    I am so glad I took Peter King's recommendation and read this. I remember reading Dr. Z as a kid when I subscribed to SI. What I was most impressed with here was the non-football content especially his great writings on the Olympics. A great voice and even better person silenced too soon. Thank you Peter for being a great friend to him and getting this published.

  • Ron
    2018-10-14 08:03

    It was definitely a hodgepog of the author's life, spanning both his personal life (collections) to his professional career covering sports. He was obviously a wealth of knowledge for early football; but, I most enjoyed the sections on the various Olympics (Mexico, Munich, and Moscow) that he covered. Incredible, on the ground, perspective!!!

  • Dave Uyematsu
    2018-09-26 14:26

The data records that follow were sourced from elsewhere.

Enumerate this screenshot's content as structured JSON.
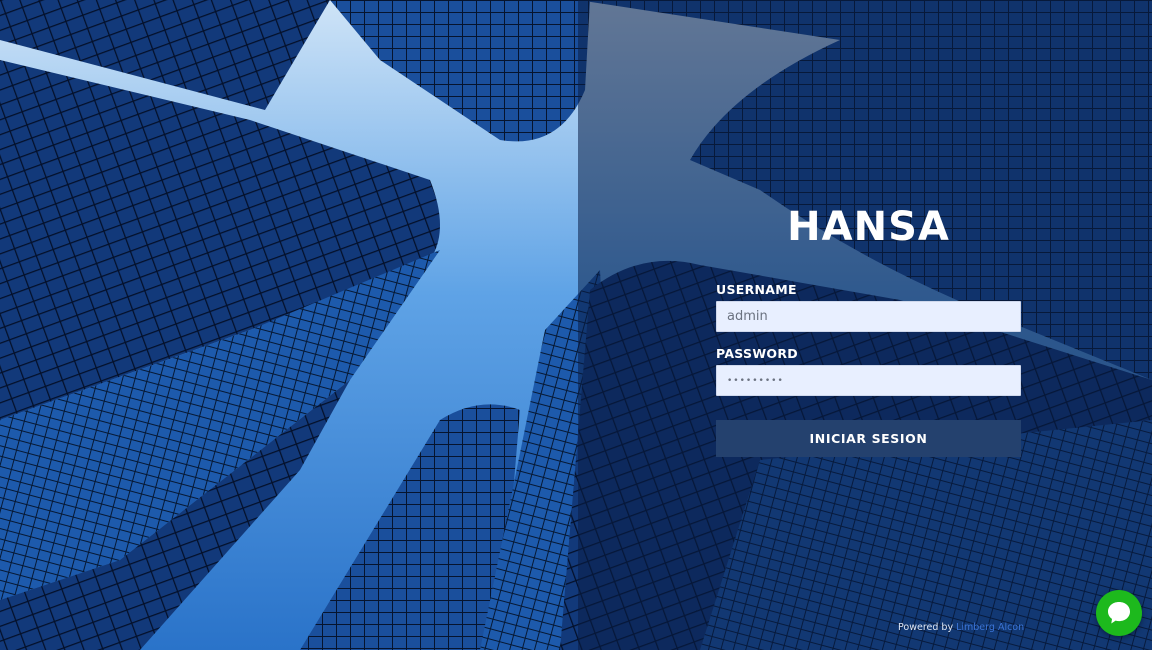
{
  "brand": {
    "title": "HANSA"
  },
  "form": {
    "username_label": "USERNAME",
    "username_value": "admin",
    "password_label": "PASSWORD",
    "password_value": "•••••••••",
    "submit_label": "INICIAR SESION"
  },
  "footer": {
    "powered_by": "Powered by",
    "author": "Limberg Alcon"
  },
  "icons": {
    "chat": "chat-bubble-icon"
  },
  "colors": {
    "button_bg": "#24416e",
    "input_bg": "#e8efff",
    "chat_bg": "#1db91d",
    "link": "#3b74d6"
  }
}
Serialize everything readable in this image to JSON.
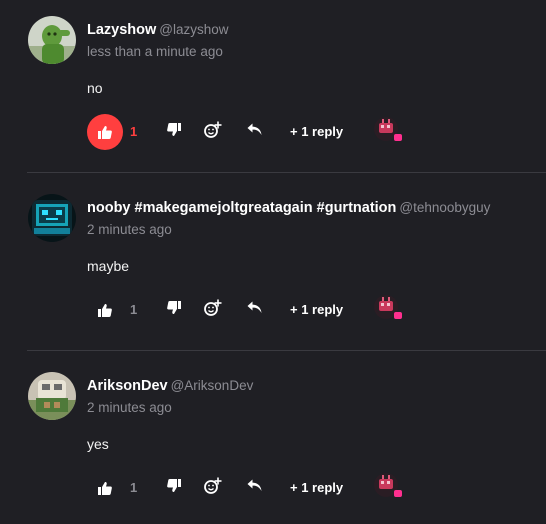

    If you are into the history of pro football, I highly recommend this book. He talks about Johnny Unitas, Roger Staubach, and Joe Montana. He also discusses sparring with Ernest Hemingway. Enjoyable read.

  • Roy D. Goldstein
    2018-09-17 09:30

    Good ReadThe football sections of the book were superb. The wine tasting and collectibles portions less so. But a fun read, overall.

  • Chris Wesseling
    2018-10-03 14:27

    Paul Zimmerman is a legend, the first football writer to make film review and analytics a regular feature in his work. As evidenced by his earlier books such as A Thinking Man’s Guide to Football or The Last Season of Weeb Ewbank, his experience, connections and comprehensive grasp of football strategy allowed him to put star players, iconic coaches, pro football trends and even game plans into historical perspective. It’s a shame those qualities are overshadowed here by a writing style that can’t hide the self-important prig between the covers. The last half of this ‘memoir’ is dominated by a relentlessly prickly personality that would send me fleeing toward the closest exit before the pedantic bitterness chokes the life out of the room.

  • John Deardurff
    2018-10-04 10:09

    As a sports fan of a certain age, I remember fondly reading the doctor's interesting and detail take on the week of football and other life's mysteries. This auto-biography is bittersweet in that it allows me to hear a voice from my youth, only to be reminded that that voice has now been muted. One definitely needs to be familiar with the style of writing often found in Mr. Zimmerman's articles, but be aware that this is not a sports book, but a book on the life of a writer.